Florida Traffic Court Rule 6.325 provides that the defendant shall be brought to trial within 180 days of the date the defendant is served with a uniform traffic citation or another charging document.
The defendant is entitled to dismissal unless he or she was unavailable for trial during the 180 day period (i.e., defense continuance or failure to appear in court).
Unlike in criminal cases, there is NO recapture window period for infractions. For this reason, the defendant does NOT have to file a notice of expiration because there is NO recapture window. Instead, the defendant may file or orally move on the 181st day for final discharge.
Speedy Trial Attorney for Civil Traffic Infractions in Florida
Contact us to discuss the right to a speedy trial in a non-criminal infraction case under Rule 6.325 of the Florida Rules of Traffic Court. Our attorneys represent clients charged with traffic infractions Broward County at the Central Courthouse in Fort Lauderdale, FL, the County Civil North Regional Courthouse in Deerfield Beach, County Civil South Regional Courthouse in Hollywood, and County Civil West Regional Courthouse in Plantation, FL.
From our office in West Palm Beach, FL, we represent clients throughout Palm Beach County at the Main Courthouse in West Palm Beach, the West County Courthouse in Belle Glade, the North County Courthouse in Palm Beach Gardens, and the South County Courthouse in Delray Beach.
Our attorneys also represent clients in Fort Pierce and Port St. Lucie in St. Lucie County, Hobe Sound and the Village of Indiantown in Martin County, and in Coral Gables, Hialeah, Miami Beach and Miami in Miami-Dade County, FL.
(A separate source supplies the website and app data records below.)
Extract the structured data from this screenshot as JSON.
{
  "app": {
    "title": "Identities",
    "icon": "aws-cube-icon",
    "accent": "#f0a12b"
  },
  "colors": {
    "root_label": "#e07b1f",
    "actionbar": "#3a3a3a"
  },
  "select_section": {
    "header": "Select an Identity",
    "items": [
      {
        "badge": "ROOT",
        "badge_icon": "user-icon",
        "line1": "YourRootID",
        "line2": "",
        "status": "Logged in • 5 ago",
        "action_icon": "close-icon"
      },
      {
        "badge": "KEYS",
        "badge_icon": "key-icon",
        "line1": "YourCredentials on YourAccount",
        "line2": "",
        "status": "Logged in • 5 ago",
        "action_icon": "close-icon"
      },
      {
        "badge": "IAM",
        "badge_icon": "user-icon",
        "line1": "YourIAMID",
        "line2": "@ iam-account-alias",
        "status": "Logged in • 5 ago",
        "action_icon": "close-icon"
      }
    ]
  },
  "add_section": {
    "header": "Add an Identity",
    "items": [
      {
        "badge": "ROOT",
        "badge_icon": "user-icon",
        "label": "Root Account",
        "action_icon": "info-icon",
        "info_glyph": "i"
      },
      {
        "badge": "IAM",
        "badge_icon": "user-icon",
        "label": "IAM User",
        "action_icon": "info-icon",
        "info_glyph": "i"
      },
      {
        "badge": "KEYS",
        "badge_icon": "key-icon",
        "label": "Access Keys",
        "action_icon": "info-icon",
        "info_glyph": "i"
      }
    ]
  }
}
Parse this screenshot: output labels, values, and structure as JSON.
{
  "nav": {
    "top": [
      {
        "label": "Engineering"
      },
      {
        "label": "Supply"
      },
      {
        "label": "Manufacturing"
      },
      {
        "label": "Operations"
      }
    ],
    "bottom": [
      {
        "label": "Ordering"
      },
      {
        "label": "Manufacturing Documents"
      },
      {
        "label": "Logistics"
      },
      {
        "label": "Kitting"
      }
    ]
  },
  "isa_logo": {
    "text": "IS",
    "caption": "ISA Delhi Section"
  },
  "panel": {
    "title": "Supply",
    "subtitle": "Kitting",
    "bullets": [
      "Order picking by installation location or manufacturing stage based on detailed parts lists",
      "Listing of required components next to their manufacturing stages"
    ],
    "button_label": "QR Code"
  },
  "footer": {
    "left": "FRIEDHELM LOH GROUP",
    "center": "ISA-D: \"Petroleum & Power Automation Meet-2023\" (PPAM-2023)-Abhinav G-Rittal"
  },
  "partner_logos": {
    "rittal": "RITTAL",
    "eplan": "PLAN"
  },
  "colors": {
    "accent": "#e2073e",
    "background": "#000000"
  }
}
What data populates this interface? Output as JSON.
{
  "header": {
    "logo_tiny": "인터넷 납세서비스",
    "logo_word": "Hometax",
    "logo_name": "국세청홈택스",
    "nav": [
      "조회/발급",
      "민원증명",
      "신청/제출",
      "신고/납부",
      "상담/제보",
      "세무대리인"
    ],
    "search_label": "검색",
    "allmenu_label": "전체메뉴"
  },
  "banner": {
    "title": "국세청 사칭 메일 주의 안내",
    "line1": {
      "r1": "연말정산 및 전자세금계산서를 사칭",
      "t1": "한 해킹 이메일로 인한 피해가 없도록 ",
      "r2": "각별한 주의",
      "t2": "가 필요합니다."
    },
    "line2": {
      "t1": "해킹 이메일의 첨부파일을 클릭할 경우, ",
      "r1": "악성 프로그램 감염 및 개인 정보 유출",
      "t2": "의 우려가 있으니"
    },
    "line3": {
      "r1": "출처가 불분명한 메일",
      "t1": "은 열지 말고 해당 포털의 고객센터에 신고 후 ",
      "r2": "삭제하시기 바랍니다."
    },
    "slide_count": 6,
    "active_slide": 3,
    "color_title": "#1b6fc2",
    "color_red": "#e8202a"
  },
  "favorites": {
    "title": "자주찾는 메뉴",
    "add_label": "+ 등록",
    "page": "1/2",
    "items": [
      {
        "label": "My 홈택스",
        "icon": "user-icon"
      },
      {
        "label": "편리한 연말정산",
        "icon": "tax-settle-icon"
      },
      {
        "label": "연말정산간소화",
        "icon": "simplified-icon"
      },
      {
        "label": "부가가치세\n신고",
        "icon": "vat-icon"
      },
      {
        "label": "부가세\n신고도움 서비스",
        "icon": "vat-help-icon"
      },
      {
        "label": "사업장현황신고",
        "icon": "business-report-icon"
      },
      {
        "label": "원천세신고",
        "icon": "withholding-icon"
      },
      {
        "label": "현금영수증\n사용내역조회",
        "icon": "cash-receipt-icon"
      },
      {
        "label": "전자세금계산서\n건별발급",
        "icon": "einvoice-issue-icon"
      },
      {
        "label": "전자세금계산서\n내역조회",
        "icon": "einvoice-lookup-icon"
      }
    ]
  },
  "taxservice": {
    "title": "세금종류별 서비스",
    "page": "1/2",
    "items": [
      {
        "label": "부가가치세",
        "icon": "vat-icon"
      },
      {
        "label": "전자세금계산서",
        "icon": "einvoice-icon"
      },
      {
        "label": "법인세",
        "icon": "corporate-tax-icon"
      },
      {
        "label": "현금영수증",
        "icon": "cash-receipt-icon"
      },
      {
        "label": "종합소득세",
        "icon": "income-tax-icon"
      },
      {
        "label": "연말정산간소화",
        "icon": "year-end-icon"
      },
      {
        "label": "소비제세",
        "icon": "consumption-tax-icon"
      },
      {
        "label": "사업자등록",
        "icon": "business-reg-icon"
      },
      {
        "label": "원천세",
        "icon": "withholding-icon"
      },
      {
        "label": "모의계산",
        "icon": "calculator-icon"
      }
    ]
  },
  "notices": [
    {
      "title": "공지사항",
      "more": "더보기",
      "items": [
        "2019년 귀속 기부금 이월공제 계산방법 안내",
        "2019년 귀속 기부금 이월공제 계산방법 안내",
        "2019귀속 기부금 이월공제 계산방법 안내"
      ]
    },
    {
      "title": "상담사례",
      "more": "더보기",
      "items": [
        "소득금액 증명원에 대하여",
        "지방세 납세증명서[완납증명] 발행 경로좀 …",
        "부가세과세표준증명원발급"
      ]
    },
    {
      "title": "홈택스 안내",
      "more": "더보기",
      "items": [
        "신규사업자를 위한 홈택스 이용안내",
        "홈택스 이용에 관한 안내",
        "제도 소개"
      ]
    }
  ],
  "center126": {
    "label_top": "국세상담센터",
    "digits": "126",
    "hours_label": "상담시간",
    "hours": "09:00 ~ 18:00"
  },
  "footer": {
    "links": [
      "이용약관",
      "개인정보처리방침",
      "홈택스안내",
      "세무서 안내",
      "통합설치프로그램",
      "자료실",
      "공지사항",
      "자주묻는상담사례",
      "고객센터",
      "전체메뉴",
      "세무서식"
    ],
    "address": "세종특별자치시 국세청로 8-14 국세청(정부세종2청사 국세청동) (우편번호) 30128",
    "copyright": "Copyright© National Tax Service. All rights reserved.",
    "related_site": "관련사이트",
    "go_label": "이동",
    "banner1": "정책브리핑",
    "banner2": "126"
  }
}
Effect of Delay or Continuances in Traffic Court
If the trial of the defendant in traffic court does not begin within the 180-day requirement established by Rule 6.325, the attorney can file a motion or make an oral motion in open court for dismissal. The motion shall be granted by the court unless it is shown that either: failure to hold a trial was attributable to the defendant or the defendant’s counsel; or the defendant was unavailable for trial.
If the traffic court finds that dismissal is not appropriate for the above-listed reasons, the motion for dismissal shall be denied.
Adopted in 1992, Rule 6.325 does not apply to any infraction that is a part of a single episode or occurrence, which is attached to, consolidated with, or associated with a criminal traffic offense.
Enlargement of Time in Civil Traffic Cases
Under Traffic Rule 6.360, it is permissible to enlarge the time in a civil traffic case if good cause is shown even after the date the speedy trial period has expired.
Although in criminal cases, "exceptional circumstances" must be showing, the standard for the enlargement of the 180-day time period for infractions is a showing of "good cause."
Speeding Trial in Civil Traffic Infractions - Visit the Florida Bar website to find the Florida Rules of Traffic Court in Rule 6.360 that explain the speedy trial rules and the statute of limitations that apply to non-criminal and civil traffic infractions or violations.
This article was last updated on Friday, March 23, 2018.